The Last Darkness: Running 170 miles through the Owyhee Canyonlands
I couldn’t feel my feet. We had crossed the frigid river too many times to count, and locating a passable route along the narrow canyon floor required scrambling, crashing through willows and crisscrossing the river over and over again. We’d covered a mere six miles in three hours, and I began to think we’d bitten off more than we could chew. But then again, adventure has always run deep in the Owyhee. For, in just 10 years, the Owyhee is expected to be one of only three remaining vantage points in the Lower 48 with a clear view of the Milky Way. It is the last darkness.
The plan seemed simple: Run the last 170 miles of the new Oregon Desert Trail (ODT) in a four-day span. I set out with ultrarunner Jesse Haynes, photographers Fred Marmsater and Jonathan Byers and Trailhead Labs’ Jereme Monteau on logistics—all ultrarunners, all up for a grand adventure. The ODT is an 800-mile set of waypoints through Eastern Oregon’s high desert—currently just a concept. And although 170 miles is meager in ultrarunning terms, the deep volcanic canyon, flowing rivers and highly technical terrain provided a whole new dimension to the term ultrarunning.

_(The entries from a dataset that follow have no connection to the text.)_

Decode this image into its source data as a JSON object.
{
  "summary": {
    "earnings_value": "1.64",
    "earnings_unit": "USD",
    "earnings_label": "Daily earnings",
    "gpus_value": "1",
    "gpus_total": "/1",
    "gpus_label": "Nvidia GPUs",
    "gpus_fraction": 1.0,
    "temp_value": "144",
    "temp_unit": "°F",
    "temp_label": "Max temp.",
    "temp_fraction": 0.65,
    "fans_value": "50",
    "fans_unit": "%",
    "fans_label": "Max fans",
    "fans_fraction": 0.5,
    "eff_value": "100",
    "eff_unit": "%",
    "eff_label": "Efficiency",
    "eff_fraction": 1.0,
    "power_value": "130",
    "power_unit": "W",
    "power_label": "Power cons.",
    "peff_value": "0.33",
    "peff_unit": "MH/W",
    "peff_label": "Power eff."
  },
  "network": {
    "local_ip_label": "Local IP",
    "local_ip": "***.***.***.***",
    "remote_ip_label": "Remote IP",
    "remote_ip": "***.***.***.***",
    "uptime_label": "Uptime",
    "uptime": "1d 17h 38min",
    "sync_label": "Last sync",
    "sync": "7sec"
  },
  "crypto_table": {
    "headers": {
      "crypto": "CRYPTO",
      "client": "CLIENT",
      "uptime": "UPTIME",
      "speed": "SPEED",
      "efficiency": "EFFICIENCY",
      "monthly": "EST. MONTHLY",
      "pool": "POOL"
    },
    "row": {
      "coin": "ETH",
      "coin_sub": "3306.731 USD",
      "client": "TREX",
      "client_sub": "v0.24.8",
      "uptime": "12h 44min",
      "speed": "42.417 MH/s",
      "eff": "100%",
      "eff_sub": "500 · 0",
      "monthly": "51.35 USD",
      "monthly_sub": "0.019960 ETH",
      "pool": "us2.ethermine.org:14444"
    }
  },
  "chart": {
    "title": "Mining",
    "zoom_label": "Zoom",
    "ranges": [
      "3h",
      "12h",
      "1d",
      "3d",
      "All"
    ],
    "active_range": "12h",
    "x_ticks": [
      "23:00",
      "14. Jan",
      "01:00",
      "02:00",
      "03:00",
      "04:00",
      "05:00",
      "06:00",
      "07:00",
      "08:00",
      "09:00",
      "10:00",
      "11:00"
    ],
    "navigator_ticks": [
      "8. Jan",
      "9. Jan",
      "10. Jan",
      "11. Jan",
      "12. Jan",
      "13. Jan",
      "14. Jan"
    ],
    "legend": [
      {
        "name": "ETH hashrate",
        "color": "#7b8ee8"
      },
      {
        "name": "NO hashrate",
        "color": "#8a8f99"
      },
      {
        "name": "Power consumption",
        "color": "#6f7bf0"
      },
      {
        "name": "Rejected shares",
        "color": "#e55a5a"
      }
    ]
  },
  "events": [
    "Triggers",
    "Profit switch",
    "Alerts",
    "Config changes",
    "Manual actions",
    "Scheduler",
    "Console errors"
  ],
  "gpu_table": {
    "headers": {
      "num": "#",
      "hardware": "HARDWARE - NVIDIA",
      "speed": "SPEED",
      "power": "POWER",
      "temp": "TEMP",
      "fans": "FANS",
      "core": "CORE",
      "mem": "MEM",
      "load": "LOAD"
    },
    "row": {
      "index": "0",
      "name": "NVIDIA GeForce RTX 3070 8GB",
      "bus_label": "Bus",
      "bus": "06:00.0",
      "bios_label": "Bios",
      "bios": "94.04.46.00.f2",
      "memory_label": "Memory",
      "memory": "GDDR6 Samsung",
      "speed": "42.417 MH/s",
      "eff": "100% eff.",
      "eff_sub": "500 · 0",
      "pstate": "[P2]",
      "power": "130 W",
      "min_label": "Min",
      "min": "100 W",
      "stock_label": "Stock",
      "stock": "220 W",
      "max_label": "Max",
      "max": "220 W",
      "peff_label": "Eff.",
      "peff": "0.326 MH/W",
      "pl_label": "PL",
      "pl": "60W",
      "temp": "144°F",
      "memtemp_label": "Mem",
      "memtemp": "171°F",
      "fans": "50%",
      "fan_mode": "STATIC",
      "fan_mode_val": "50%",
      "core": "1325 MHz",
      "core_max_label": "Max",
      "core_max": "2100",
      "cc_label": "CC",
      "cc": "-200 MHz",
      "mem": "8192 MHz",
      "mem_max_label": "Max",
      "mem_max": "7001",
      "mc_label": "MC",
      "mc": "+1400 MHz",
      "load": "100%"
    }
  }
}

The Owyhee Canyonlands is a colossal 2.5-million-acre area in the southeast corner of Oregon. It holds one of America’s largest herds of California bighorn sheep, the imperiled greater sage-grouse, over two dozen exclusive plant species and more than 500 known archeological sites, including Native American petroglyphs and 19th century trails. Designated a National Wild and Scenic River, most of the Owyhee remains unprotected—a fact the Oregon Natural Desert Association hopes to change. And the very reason I returned to the Owyhee.
This was going to be fun, and hard.
The last darkness is in danger. With uranium and gold mines already proposed, and approximately 172,000 acres of oil and gas leases filed in Malheur County, Oregon, the future of that darkness is in danger. Enter the Owyhee Coalition Conservation Proposal. It requires an act of Congress, and proposes a 2.5-million-acre national conservation area that would keep the Owyhee wild.
We have developed and industrialized the wild right out of our world. And yet the Owyhee stands. And I say, may it ever be so.
Local and national groups are fighting hard for protection of this incredible place. Go to WildOwyhee.org for an update, and to get involved.